The image above shows the planning and the structure of the typefamily in late february (left), mid may (middle) and early july (right).
The sketch from february (left one in image above) shows my first plan for the structure of the type family. I wanted to design a display regular, a display bold and a text regular + text italic. The planning changed over time and I added a display thin as I figured it would be interesting in terms of usage. The display styles were intended for poster typesetting, so I went for distinctively different styles where the display light has its own characteristics. I also added a text bold and a text extra bold for emphasis.
Staying true to the tool
Designing a typeface that tries to be true to a calligraphic tool gives a lot of guidance on how to make your aesthetical decisions. For example the contrast and the stroke endings can be determined by the tool and the way it is used. In this way the broad nib served as useful guidance when making decisions concerning details and as an essential way to solve problems regarding the construction of the letters. Following the tool too strictly resulted in certain letters becoming heavy. To fix this problem optical adjustments had to be done.
Defining & refining
When I started planning and working on Curtis, I had an idea about the contrast, the construction and the aesthetics in general. The weight and width of my first digital file were related to my calligraphy. As soon as I started thinking about a possible family structure I went to the extremes in width and weight. I creating a quick overview done with a two axes, four master interpolation design space. After that I developed the exact weights and widths of the styles I wanted to include in the type family. The two axes were width and weight, so the four masters had to be a light condensed, light extended, extra bold condensed and extra bold extended. From this design space I could already tell which direction I wanted to go and where to place the display and the text styles.
Diagram visualizing the relationship of the Display styles in blue and the Text styles in red. The horizontal axes is width and the vertical is weight.
The display styles go from a light compressed to a Black weight that is slightly condensed on a single axis design space. This means that the styles are getting significantly wider as they gain weight. The results are distinctively different with contrasting styles. The text styles share the narrow proportions of the display, but in a more toned down way. They are also more related to each other in terms of porportion and weight, due to their intended use in text. The family is completed by an italic that matches the text regular.

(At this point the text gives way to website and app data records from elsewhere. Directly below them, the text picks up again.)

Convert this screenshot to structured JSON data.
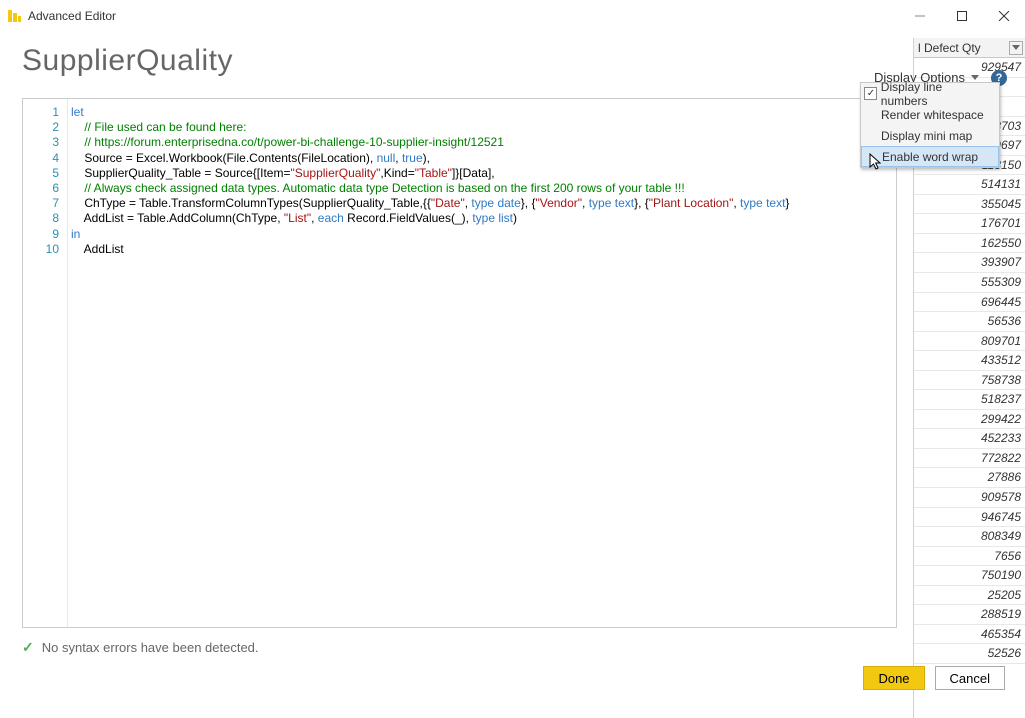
{
  "window": {
    "title": "Advanced Editor",
    "query_name": "SupplierQuality"
  },
  "display_options": {
    "label": "Display Options",
    "menu": {
      "line_numbers": "Display line numbers",
      "whitespace": "Render whitespace",
      "mini_map": "Display mini map",
      "word_wrap": "Enable word wrap"
    }
  },
  "code": {
    "lines": [
      "let",
      "    // File used can be found here:",
      "    // https://forum.enterprisedna.co/t/power-bi-challenge-10-supplier-insight/12521",
      "    Source = Excel.Workbook(File.Contents(FileLocation), null, true),",
      "    SupplierQuality_Table = Source{[Item=\"SupplierQuality\",Kind=\"Table\"]}[Data],",
      "    // Always check assigned data types. Automatic data type Detection is based on the first 200 rows of your table !!!",
      "    ChType = Table.TransformColumnTypes(SupplierQuality_Table,{{\"Date\", type date}, {\"Vendor\", type text}, {\"Plant Location\", type text}",
      "    AddList = Table.AddColumn(ChType, \"List\", each Record.FieldValues(_), type list)",
      "in",
      "    AddList"
    ]
  },
  "status": {
    "text": "No syntax errors have been detected."
  },
  "buttons": {
    "done": "Done",
    "cancel": "Cancel"
  },
  "bg_column": {
    "header": "l Defect Qty",
    "values": [
      "929547",
      "",
      "",
      "258703",
      "209697",
      "113150",
      "514131",
      "355045",
      "176701",
      "162550",
      "393907",
      "555309",
      "696445",
      "56536",
      "809701",
      "433512",
      "758738",
      "518237",
      "299422",
      "452233",
      "772822",
      "27886",
      "909578",
      "946745",
      "808349",
      "7656",
      "750190",
      "25205",
      "288519",
      "465354",
      "52526"
    ]
  }
}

The image above shows the exploration of serif constructions.
Drawing was another important part of my design process. It helped me to come up with a suitable construction for the serifs. I sketched the outline as well as the stroke that would be the center line of the calligraphy. The center line helped me to quickly prototype serifs and get a better image of possible constructions. It was a helpful way of working as the drawing would serve as guidance to the calligraphy. When using the broad nib pen the drawings were a step in shaping the construction and way of writing the serifs.
I wanted the display styles to be outspoken with clearly defined styles. In the text styles some of these outspoken details had to be reduced in order to work subtile in text sizes without interrupting the reading. The counter shapes had to be opened up and the general width and spacing had to be wider in the text styles. Also the contrast amount had to change, because the high contrast of the display styles caused to much disturbance in small sizes.